What is myopia?

Myopia, more commonly known as nearsightedness, occurs when the eye focuses light in front of the retina instead of directly on the retina. Light needs to be focused on the retina for the information about what your seeing to be transmitted to the brain. Glasses or contact lenses are worn to move the light focus back to the retina. This allows the wearer to see clearly.

What Causes Myopia?

Researchers have not found one single cause for myopia. They believe both genetics and environment affect whether or not a person becomes nearsighted. Children with 1 myopic parent are 1.5X more likely to become myopic verses children with no myopic parents and 3X more likely with 2 myopic parents. Studies show that children who spend less then 10 hours per week outdoors are more likely to develop nearsightedness. As well as though who spend more time doing near work.

Why be concerned about myopia?

Aside from causing blurry vision, myopia causes an increased risk of developing vision threatening problems later in life. A nearsighted person is more likely to develop cataracts, glaucoma, and retina detachment.

How can myopia be prevented?

As discussed above, there is no full proof way to prevent your child from being nearsighted. Spending more time outdoors and reducing near work can help reduce your child’s risk. However, once your child is diagnosed with myopia, there are away that Dr. Copeland can manage the condition.

managing myopia

Below is a brief discussion of three ways Dr. Copeland can manage myopia. Further web resources are also listed. Please be sure to ask Dr. Copeland any questions you might have about these options.

Orthokeratology (Ortho-K)

Ortho-K also known as Corneal Refractive Therapy (CRT) uses custom-designed gas permeable lenses to reshape the cornea (front of the eye). The patient wears the lenses at night and the cornea is reshaped during sleep. When the patient wakes up she removes the lenses. The reshaping reduces the amount of prescription; the patient does not need to wear glasses or contact lens for all or most of the day. Aside from allowing the patient to be correction free, the reshaping also slows the progression of the myopia.

Soft Multifocal Contact Lenses

This method uses standard soft multifocal contact lenses to slow the progression of the myopia. The patient wears these lenses during the day and removes them at night.

Low dose atropine

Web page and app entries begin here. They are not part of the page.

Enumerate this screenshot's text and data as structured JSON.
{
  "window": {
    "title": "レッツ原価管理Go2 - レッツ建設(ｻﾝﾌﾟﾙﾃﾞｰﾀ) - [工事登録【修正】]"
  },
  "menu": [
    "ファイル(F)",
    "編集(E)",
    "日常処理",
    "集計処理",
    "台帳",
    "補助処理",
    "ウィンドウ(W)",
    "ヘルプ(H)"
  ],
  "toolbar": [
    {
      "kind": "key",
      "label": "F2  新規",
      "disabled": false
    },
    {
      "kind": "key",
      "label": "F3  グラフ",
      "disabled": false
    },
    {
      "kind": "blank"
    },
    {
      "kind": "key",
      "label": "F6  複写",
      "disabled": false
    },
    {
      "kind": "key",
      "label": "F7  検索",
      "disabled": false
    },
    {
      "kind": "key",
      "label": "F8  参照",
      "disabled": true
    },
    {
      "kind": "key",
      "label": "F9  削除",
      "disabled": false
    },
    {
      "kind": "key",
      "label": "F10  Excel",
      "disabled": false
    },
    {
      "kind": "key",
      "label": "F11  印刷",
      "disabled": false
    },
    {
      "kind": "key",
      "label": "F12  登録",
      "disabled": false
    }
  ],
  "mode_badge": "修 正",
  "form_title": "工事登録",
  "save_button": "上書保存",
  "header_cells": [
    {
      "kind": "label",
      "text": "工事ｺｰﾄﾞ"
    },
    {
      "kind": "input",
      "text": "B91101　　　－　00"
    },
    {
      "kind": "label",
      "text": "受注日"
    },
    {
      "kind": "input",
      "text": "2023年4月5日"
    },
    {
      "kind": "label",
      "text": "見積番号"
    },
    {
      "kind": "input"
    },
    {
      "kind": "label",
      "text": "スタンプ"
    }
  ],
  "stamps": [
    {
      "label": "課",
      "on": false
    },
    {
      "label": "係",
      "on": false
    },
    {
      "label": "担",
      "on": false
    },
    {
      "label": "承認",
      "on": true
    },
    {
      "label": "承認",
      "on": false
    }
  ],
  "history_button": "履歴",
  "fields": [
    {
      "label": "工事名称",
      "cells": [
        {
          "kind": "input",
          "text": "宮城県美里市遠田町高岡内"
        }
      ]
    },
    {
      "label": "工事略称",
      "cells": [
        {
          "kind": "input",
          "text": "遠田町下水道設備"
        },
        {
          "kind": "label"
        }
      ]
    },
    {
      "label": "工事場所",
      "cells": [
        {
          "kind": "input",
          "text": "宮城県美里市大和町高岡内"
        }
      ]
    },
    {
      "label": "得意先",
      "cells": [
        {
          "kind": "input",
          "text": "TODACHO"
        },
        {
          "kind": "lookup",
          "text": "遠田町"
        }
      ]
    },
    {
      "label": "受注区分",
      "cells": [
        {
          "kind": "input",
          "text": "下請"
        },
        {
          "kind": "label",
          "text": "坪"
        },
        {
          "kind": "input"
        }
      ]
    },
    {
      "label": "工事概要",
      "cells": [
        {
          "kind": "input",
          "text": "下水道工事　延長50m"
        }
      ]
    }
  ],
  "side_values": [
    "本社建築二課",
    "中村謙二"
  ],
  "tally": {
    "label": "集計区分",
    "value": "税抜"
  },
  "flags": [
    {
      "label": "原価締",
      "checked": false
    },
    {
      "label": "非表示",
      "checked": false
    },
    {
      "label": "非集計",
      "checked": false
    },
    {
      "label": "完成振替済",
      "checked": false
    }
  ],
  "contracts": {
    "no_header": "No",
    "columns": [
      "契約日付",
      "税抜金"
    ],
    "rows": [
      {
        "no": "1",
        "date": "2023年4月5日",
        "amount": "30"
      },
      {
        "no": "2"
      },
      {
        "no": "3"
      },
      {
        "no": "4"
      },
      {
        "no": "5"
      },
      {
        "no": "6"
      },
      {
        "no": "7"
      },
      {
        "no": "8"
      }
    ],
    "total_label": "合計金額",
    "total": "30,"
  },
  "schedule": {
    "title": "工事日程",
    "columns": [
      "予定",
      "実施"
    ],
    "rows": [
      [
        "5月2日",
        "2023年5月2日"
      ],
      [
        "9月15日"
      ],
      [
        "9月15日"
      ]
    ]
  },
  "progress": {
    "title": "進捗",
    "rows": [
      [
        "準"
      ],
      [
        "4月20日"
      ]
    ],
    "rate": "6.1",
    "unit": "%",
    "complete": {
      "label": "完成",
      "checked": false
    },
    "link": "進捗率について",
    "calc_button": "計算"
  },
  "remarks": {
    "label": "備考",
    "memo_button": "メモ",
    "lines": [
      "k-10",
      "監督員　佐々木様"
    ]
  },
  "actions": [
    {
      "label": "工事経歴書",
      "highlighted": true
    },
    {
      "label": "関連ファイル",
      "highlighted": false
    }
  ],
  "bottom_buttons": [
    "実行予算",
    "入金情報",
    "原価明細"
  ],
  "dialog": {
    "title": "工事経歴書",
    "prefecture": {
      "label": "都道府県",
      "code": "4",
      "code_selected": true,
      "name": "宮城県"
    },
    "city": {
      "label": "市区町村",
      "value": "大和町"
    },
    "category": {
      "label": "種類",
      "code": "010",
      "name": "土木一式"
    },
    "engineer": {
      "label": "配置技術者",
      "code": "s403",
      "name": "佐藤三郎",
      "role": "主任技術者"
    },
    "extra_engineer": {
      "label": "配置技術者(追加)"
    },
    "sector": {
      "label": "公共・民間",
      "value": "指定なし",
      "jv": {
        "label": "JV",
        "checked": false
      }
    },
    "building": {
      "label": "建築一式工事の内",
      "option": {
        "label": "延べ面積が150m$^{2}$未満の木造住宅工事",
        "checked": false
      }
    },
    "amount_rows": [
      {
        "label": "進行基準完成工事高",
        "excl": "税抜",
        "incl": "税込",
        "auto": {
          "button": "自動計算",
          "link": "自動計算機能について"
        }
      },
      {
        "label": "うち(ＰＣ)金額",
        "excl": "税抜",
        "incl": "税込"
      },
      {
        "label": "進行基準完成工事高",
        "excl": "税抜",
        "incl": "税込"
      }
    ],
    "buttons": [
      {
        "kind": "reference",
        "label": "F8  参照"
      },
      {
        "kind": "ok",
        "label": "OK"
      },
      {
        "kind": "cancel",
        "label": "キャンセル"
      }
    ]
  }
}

This method uses 1 drop of the drug atropine instilled at night in both eyes to slow the progression of myopia. The patient still needs to wear glasses or contacts during the day to correct the starting level of myopia.

additional resources